When you reach the listing, restate it word for word, leaving nothing out.

*** Begin section ***

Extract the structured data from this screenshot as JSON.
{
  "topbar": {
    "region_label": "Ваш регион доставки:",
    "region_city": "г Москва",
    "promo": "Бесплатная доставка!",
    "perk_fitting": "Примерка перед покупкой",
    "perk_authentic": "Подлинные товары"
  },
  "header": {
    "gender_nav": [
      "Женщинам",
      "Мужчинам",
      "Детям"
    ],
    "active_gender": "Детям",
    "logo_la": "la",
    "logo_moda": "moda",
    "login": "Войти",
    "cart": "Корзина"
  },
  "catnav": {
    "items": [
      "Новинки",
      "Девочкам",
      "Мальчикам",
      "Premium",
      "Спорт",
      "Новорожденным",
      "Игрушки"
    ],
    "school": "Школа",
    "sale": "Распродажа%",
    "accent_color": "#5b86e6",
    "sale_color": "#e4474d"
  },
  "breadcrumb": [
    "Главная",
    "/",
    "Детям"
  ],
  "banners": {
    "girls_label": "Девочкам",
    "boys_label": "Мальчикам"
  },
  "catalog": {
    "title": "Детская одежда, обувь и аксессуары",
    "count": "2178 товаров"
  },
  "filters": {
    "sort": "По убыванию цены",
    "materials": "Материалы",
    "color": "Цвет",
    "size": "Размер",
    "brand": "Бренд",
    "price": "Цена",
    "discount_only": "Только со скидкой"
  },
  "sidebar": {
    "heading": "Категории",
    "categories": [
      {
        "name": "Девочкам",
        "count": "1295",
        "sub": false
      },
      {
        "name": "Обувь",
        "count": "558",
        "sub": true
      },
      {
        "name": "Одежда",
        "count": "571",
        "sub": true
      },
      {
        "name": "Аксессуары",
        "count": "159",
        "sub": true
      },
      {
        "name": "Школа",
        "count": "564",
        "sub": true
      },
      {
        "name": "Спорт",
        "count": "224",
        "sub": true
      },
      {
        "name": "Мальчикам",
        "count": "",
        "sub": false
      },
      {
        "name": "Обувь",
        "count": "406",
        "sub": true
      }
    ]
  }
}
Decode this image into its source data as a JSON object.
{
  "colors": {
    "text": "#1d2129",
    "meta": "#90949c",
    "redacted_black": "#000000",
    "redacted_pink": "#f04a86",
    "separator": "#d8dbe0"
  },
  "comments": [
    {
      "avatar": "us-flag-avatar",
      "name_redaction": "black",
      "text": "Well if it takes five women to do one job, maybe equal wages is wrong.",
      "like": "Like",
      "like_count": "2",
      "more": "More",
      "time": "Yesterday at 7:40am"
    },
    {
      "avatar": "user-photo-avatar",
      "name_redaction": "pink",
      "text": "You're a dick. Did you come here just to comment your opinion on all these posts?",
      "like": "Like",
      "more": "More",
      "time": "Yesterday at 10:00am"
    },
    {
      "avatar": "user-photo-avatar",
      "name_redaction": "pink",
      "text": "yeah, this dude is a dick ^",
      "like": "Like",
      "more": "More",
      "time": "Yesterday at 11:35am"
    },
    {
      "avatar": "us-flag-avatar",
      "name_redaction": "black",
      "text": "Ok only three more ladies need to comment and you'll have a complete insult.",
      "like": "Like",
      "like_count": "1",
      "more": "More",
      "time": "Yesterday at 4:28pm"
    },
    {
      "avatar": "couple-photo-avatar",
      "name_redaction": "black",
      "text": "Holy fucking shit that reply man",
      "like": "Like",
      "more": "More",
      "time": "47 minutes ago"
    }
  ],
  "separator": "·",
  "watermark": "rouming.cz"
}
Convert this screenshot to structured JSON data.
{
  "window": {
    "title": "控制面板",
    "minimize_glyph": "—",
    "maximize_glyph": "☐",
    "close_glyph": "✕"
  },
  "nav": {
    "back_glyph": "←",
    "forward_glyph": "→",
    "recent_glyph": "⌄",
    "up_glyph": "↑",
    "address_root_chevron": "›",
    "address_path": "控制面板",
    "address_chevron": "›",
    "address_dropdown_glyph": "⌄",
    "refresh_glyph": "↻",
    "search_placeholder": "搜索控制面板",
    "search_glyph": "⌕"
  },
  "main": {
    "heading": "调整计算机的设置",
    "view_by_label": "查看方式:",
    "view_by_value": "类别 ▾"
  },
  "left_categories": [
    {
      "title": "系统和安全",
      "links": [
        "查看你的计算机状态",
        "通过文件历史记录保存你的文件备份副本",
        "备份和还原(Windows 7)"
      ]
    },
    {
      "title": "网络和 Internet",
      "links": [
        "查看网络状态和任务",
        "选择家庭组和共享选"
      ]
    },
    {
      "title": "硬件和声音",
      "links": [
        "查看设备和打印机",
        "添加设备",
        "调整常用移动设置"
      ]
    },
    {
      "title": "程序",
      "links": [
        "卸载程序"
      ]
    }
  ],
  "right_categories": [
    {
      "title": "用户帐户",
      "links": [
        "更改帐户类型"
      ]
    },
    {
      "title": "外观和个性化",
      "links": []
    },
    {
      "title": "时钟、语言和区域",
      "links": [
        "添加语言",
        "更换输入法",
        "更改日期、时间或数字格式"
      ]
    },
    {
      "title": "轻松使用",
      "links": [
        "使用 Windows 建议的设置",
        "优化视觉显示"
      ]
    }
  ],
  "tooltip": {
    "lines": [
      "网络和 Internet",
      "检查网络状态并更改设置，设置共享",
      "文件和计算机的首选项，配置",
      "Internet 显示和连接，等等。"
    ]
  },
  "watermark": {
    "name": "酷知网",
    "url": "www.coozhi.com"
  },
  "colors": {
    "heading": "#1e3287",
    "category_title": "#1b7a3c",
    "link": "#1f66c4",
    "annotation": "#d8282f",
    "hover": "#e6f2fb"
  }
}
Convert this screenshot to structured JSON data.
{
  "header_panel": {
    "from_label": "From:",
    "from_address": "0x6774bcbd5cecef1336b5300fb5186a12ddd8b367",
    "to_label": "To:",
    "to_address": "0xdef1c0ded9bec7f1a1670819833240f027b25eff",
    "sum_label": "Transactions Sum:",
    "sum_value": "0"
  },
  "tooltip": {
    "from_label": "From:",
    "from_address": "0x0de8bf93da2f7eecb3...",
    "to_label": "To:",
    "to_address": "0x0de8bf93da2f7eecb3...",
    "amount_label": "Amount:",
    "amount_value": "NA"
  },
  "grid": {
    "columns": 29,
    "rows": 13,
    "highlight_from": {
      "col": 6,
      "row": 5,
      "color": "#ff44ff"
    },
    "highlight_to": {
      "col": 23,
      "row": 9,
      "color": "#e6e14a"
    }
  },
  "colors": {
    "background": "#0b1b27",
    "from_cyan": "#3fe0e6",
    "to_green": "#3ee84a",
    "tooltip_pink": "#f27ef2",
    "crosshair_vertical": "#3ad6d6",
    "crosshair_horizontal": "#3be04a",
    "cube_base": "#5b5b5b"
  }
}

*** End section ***

EXERCISE ANSWER:
Extract the structured data from this screenshot as JSON.
{
  "topbar": {
    "region_label": "Ваш регион доставки:",
    "region_city": "г Москва",
    "promo": "Бесплатная доставка!",
    "perk_fitting": "Примерка перед покупкой",
    "perk_authentic": "Подлинные товары"
  },
  "header": {
    "gender_nav": [
      "Женщинам",
      "Мужчинам",
      "Детям"
    ],
    "active_gender": "Детям",
    "logo_la": "la",
    "logo_moda": "moda",
    "login": "Войти",
    "cart": "Корзина"
  },
  "catnav": {
    "items": [
      "Новинки",
      "Девочкам",
      "Мальчикам",
      "Premium",
      "Спорт",
      "Новорожденным",
      "Игрушки"
    ],
    "school": "Школа",
    "sale": "Распродажа%",
    "accent_color": "#5b86e6",
    "sale_color": "#e4474d"
  },
  "breadcrumb": [
    "Главная",
    "/",
    "Детям"
  ],
  "banners": {
    "girls_label": "Девочкам",
    "boys_label": "Мальчикам"
  },
  "catalog": {
    "title": "Детская одежда, обувь и аксессуары",
    "count": "2178 товаров"
  },
  "filters": {
    "sort": "По убыванию цены",
    "materials": "Материалы",
    "color": "Цвет",
    "size": "Размер",
    "brand": "Бренд",
    "price": "Цена",
    "discount_only": "Только со скидкой"
  },
  "sidebar": {
    "heading": "Категории",
    "categories": [
      {
        "name": "Девочкам",
        "count": "1295",
        "sub": false
      },
      {
        "name": "Обувь",
        "count": "558",
        "sub": true
      },
      {
        "name": "Одежда",
        "count": "571",
        "sub": true
      },
      {
        "name": "Аксессуары",
        "count": "159",
        "sub": true
      },
      {
        "name": "Школа",
        "count": "564",
        "sub": true
      },
      {
        "name": "Спорт",
        "count": "224",
        "sub": true
      },
      {
        "name": "Мальчикам",
        "count": "",
        "sub": false
      },
      {
        "name": "Обувь",
        "count": "406",
        "sub": true
      }
    ]
  }
}
Decode this image into its source data as a JSON object.
{
  "colors": {
    "text": "#1d2129",
    "meta": "#90949c",
    "redacted_black": "#000000",
    "redacted_pink": "#f04a86",
    "separator": "#d8dbe0"
  },
  "comments": [
    {
      "avatar": "us-flag-avatar",
      "name_redaction": "black",
      "text": "Well if it takes five women to do one job, maybe equal wages is wrong.",
      "like": "Like",
      "like_count": "2",
      "more": "More",
      "time": "Yesterday at 7:40am"
    },
    {
      "avatar": "user-photo-avatar",
      "name_redaction": "pink",
      "text": "You're a dick. Did you come here just to comment your opinion on all these posts?",
      "like": "Like",
      "more": "More",
      "time": "Yesterday at 10:00am"
    },
    {
      "avatar": "user-photo-avatar",
      "name_redaction": "pink",
      "text": "yeah, this dude is a dick ^",
      "like": "Like",
      "more": "More",
      "time": "Yesterday at 11:35am"
    },
    {
      "avatar": "us-flag-avatar",
      "name_redaction": "black",
      "text": "Ok only three more ladies need to comment and you'll have a complete insult.",
      "like": "Like",
      "like_count": "1",
      "more": "More",
      "time": "Yesterday at 4:28pm"
    },
    {
      "avatar": "couple-photo-avatar",
      "name_redaction": "black",
      "text": "Holy fucking shit that reply man",
      "like": "Like",
      "more": "More",
      "time": "47 minutes ago"
    }
  ],
  "separator": "·",
  "watermark": "rouming.cz"
}
Convert this screenshot to structured JSON data.
{
  "window": {
    "title": "控制面板",
    "minimize_glyph": "—",
    "maximize_glyph": "☐",
    "close_glyph": "✕"
  },
  "nav": {
    "back_glyph": "←",
    "forward_glyph": "→",
    "recent_glyph": "⌄",
    "up_glyph": "↑",
    "address_root_chevron": "›",
    "address_path": "控制面板",
    "address_chevron": "›",
    "address_dropdown_glyph": "⌄",
    "refresh_glyph": "↻",
    "search_placeholder": "搜索控制面板",
    "search_glyph": "⌕"
  },
  "main": {
    "heading": "调整计算机的设置",
    "view_by_label": "查看方式:",
    "view_by_value": "类别 ▾"
  },
  "left_categories": [
    {
      "title": "系统和安全",
      "links": [
        "查看你的计算机状态",
        "通过文件历史记录保存你的文件备份副本",
        "备份和还原(Windows 7)"
      ]
    },
    {
      "title": "网络和 Internet",
      "links": [
        "查看网络状态和任务",
        "选择家庭组和共享选"
      ]
    },
    {
      "title": "硬件和声音",
      "links": [
        "查看设备和打印机",
        "添加设备",
        "调整常用移动设置"
      ]
    },
    {
      "title": "程序",
      "links": [
        "卸载程序"
      ]
    }
  ],
  "right_categories": [
    {
      "title": "用户帐户",
      "links": [
        "更改帐户类型"
      ]
    },
    {
      "title": "外观和个性化",
      "links": []
    },
    {
      "title": "时钟、语言和区域",
      "links": [
        "添加语言",
        "更换输入法",
        "更改日期、时间或数字格式"
      ]
    },
    {
      "title": "轻松使用",
      "links": [
        "使用 Windows 建议的设置",
        "优化视觉显示"
      ]
    }
  ],
  "tooltip": {
    "lines": [
      "网络和 Internet",
      "检查网络状态并更改设置，设置共享",
      "文件和计算机的首选项，配置",
      "Internet 显示和连接，等等。"
    ]
  },
  "watermark": {
    "name": "酷知网",
    "url": "www.coozhi.com"
  },
  "colors": {
    "heading": "#1e3287",
    "category_title": "#1b7a3c",
    "link": "#1f66c4",
    "annotation": "#d8282f",
    "hover": "#e6f2fb"
  }
}
Convert this screenshot to structured JSON data.
{
  "header_panel": {
    "from_label": "From:",
    "from_address": "0x6774bcbd5cecef1336b5300fb5186a12ddd8b367",
    "to_label": "To:",
    "to_address": "0xdef1c0ded9bec7f1a1670819833240f027b25eff",
    "sum_label": "Transactions Sum:",
    "sum_value": "0"
  },
  "tooltip": {
    "from_label": "From:",
    "from_address": "0x0de8bf93da2f7eecb3...",
    "to_label": "To:",
    "to_address": "0x0de8bf93da2f7eecb3...",
    "amount_label": "Amount:",
    "amount_value": "NA"
  },
  "grid": {
    "columns": 29,
    "rows": 13,
    "highlight_from": {
      "col": 6,
      "row": 5,
      "color": "#ff44ff"
    },
    "highlight_to": {
      "col": 23,
      "row": 9,
      "color": "#e6e14a"
    }
  },
  "colors": {
    "background": "#0b1b27",
    "from_cyan": "#3fe0e6",
    "to_green": "#3ee84a",
    "tooltip_pink": "#f27ef2",
    "crosshair_vertical": "#3ad6d6",
    "crosshair_horizontal": "#3be04a",
    "cube_base": "#5b5b5b"
  }
}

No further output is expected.